As flawed human beings in general we tend to latch onto the negative and forget the positive. In relationships this is where we notice all that he is doing wrong and downplay if not completely ignore all that he is doing right. This, in a very real way, tricks us into thinking the negative far outweighs the positive and we start to think that things in our relationship are worse than they are because we have convinced ourselves he is worse than he is. “He never buys me anything nice!” “He always ignores me when I need him most!” “Why does he always do that annoying thing when he knows I don’t like it?!” and so on and so on. When we get caught up in this way of thinking not only does our view of our men change but our treatment of them until they begin to take notice. The Shrew rears her ugly head here (feeling justified in doing so because he is failing her, or so she has convinced herself) and our men are left feeling emotionally and mentally beaten from all the berating and overall poor treatment from us in our “righteous indignation” for perceived injustices. So they retreat. And why shouldn’t they? Who would want to continue to be around someone that only sees the negative in them and chooses to pick them apart for it at every turn while neglecting to acknowledge the good they do, the good they are?

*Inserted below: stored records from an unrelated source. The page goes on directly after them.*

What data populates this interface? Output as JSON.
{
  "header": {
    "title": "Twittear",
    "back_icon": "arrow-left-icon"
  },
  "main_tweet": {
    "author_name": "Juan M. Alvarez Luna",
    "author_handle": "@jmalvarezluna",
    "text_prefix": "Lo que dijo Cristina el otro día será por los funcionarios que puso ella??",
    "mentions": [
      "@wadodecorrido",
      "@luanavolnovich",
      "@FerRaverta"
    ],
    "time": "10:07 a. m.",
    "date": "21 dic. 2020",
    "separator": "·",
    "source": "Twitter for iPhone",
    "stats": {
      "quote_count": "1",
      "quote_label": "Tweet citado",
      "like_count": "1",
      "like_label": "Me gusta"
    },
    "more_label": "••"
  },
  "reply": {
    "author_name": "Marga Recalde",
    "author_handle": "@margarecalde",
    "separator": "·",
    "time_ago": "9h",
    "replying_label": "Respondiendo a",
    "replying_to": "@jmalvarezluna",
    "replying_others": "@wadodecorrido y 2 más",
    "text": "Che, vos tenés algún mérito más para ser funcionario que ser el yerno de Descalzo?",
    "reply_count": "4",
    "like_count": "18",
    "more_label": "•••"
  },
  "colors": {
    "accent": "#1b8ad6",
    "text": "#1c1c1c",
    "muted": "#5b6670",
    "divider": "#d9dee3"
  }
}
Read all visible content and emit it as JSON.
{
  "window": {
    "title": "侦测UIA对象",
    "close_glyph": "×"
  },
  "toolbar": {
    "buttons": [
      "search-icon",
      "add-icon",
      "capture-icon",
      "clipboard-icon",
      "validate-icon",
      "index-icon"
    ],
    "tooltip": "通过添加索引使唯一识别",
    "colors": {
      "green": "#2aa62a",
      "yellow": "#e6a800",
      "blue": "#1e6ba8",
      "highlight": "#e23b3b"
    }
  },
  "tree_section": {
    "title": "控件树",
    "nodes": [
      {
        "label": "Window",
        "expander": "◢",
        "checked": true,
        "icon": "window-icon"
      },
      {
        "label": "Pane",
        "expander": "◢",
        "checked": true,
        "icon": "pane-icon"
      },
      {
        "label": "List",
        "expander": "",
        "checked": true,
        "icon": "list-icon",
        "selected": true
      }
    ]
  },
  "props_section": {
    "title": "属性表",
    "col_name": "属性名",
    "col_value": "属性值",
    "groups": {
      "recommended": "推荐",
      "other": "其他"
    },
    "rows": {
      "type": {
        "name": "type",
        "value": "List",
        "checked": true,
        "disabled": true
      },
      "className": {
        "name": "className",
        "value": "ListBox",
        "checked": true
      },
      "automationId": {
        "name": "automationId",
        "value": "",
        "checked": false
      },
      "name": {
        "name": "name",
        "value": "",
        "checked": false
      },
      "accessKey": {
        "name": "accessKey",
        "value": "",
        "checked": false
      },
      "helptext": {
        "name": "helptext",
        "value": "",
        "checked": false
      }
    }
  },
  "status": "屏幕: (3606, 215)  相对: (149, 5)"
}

Of course I am describing a severe case but make no mistake any relationship is capable of getting to this point and all
relationships are in need of a lot more positivity.
I am guilty of this. I am guilty of talking myself into being angry and disappointed by giving the negative more importance than its due. So I have issued myself a challenge: I am creating a gratitude journal for my husband. I will set it on his nightstand and everyday will write at least two things I am grateful for about him or that he did each day so that when he goes to bed at night he can flip to my latest entry and read what I have said about him. This will serve us in two ways: 1) I will be forced to view the positive instead of solely obsessing over the negative and 2) he will see how much I love and appreciate him and why every night. The “and why” is the important part here. Hopefully our men are made aware of how much we love and appreciate them everyday regardless of a gratitude journal but often we fail to articulate the why. In this I will have the opportunity to on a daily basis.
It doesn’t have to be elaborate or take more than a few moments but it should be descriptive and non-repetitive. It would be all too easy to fall into the trap of writing every night “the hard work you do and how you play with the kids” but then it loses all meaning for the both of you. Think about it throughout the day. Not in a forced way but in through observation of his actions and your feelings. This is very much like a never ending love letter to your husband. List things that he does and parts of who he is “watching you laugh with our daughter while you watched the game” “when I caught you watching me from across the room with all that love in your eyes” “knowing I had a bad day you brought me home that diet coke as a treat” “the way your arms feel wrapped around me in the middle of the night- warm and safe”… No need for questions, poetry, or novellas, just simple statements of gratitude.
At the time of this posting I have already started in my new little ritual. I hope you’ll join me!